Dataset records:
++++++++++++++++++++
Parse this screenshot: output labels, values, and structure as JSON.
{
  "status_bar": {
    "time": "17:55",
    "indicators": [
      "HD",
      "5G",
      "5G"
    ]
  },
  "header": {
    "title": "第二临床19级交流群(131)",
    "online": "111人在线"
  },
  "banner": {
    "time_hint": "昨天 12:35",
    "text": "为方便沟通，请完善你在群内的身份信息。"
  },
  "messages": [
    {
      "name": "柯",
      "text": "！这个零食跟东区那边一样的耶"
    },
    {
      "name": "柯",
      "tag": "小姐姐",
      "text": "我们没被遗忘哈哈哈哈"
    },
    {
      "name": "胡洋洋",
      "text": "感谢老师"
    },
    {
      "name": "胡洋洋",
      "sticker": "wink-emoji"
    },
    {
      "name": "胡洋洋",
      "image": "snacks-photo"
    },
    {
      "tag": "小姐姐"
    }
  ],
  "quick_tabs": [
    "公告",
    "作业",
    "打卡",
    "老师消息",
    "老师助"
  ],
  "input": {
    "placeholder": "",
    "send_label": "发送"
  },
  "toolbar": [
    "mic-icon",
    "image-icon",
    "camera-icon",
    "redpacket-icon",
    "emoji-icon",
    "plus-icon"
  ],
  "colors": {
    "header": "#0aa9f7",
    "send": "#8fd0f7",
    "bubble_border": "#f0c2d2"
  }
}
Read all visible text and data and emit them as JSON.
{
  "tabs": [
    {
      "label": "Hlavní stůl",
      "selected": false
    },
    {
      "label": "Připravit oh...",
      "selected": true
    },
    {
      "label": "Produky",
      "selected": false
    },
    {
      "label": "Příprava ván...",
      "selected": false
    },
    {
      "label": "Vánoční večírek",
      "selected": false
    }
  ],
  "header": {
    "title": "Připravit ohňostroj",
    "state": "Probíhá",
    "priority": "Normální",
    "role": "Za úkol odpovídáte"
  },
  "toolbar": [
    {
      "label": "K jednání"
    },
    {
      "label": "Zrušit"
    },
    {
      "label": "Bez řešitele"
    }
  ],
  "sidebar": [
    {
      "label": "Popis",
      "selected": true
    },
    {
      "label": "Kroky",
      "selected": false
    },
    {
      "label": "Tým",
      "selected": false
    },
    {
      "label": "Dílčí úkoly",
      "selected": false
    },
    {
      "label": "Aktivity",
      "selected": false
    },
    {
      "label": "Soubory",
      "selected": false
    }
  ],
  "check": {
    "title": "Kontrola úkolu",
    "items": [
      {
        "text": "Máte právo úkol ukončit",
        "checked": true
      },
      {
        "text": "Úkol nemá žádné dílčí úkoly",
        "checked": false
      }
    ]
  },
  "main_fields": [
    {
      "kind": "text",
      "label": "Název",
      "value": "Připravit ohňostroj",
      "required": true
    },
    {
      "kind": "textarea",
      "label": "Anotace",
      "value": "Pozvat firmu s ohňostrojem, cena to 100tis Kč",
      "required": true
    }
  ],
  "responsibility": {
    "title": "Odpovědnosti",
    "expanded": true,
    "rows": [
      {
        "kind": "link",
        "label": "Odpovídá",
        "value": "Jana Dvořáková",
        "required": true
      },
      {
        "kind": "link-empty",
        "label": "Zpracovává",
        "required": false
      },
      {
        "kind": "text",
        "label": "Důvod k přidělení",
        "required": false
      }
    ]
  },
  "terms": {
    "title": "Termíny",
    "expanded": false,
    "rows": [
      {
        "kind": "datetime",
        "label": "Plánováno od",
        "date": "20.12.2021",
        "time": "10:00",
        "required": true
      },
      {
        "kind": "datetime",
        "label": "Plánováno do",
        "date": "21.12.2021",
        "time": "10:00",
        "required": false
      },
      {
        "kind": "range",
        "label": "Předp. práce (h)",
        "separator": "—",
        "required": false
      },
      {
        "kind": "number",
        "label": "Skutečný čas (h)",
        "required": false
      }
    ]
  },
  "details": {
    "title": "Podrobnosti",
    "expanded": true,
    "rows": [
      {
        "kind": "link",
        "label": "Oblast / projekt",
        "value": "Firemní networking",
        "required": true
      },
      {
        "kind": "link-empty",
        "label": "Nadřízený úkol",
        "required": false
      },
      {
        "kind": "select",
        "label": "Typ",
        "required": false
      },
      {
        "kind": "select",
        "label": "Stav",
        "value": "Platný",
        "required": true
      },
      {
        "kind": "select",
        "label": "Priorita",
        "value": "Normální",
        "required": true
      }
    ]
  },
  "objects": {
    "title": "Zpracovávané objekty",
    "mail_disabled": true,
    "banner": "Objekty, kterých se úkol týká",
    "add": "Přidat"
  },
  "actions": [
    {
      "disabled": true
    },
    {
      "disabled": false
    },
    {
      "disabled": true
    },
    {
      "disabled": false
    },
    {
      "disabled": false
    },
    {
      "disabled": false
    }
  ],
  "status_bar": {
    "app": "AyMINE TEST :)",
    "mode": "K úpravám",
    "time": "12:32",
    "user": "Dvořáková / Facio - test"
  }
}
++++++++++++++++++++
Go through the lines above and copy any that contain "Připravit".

### [Solution]
      "label": "Připravit oh...",
    "title": "Připravit ohňostroj",
      "value": "Připravit ohňostroj",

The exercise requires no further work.